> EXERCISE DESCRIPTION
Among these entries, count the lines containing the word "Jimmy" and answer with only the number.

[Records from a data collection]
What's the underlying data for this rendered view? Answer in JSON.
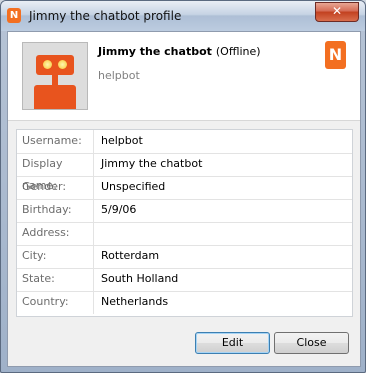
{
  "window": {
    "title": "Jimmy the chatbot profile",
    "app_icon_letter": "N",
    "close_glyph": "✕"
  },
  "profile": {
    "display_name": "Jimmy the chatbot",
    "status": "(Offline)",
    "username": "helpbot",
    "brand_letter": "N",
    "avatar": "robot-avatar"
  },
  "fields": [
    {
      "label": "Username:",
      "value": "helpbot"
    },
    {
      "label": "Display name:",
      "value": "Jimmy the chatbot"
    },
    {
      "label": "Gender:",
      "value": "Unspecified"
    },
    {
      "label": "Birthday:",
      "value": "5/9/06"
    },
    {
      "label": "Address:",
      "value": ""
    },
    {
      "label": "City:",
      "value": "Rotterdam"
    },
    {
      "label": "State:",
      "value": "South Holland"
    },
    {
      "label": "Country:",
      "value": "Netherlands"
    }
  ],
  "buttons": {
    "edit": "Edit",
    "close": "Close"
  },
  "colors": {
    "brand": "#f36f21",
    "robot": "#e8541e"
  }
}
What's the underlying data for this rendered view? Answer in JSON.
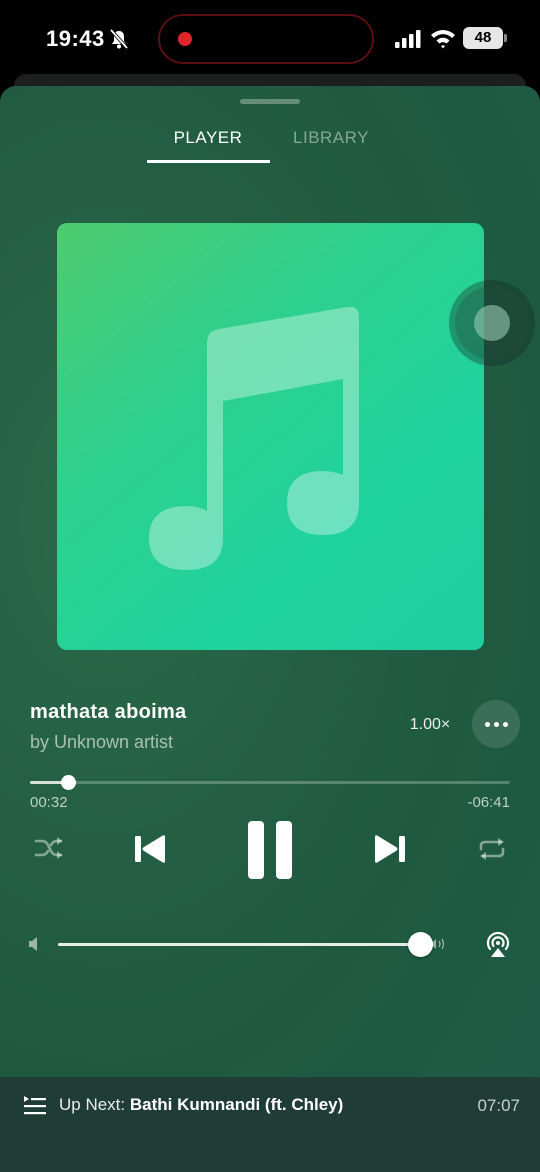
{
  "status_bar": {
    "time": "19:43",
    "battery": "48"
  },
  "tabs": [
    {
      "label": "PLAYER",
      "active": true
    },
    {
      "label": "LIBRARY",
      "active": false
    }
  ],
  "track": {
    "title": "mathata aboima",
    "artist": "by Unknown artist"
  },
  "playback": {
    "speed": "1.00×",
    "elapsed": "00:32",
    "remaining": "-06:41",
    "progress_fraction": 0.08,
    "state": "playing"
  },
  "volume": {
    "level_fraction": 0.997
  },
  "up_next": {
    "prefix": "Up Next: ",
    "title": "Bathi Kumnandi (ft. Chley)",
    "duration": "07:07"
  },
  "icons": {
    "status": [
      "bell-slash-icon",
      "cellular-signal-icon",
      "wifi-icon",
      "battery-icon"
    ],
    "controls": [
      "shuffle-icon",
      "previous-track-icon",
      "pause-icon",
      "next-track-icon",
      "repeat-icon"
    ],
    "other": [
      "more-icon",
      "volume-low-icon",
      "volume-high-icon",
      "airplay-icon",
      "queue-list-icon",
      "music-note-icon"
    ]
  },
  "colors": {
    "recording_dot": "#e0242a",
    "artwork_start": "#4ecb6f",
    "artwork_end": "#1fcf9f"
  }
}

> REPLY
3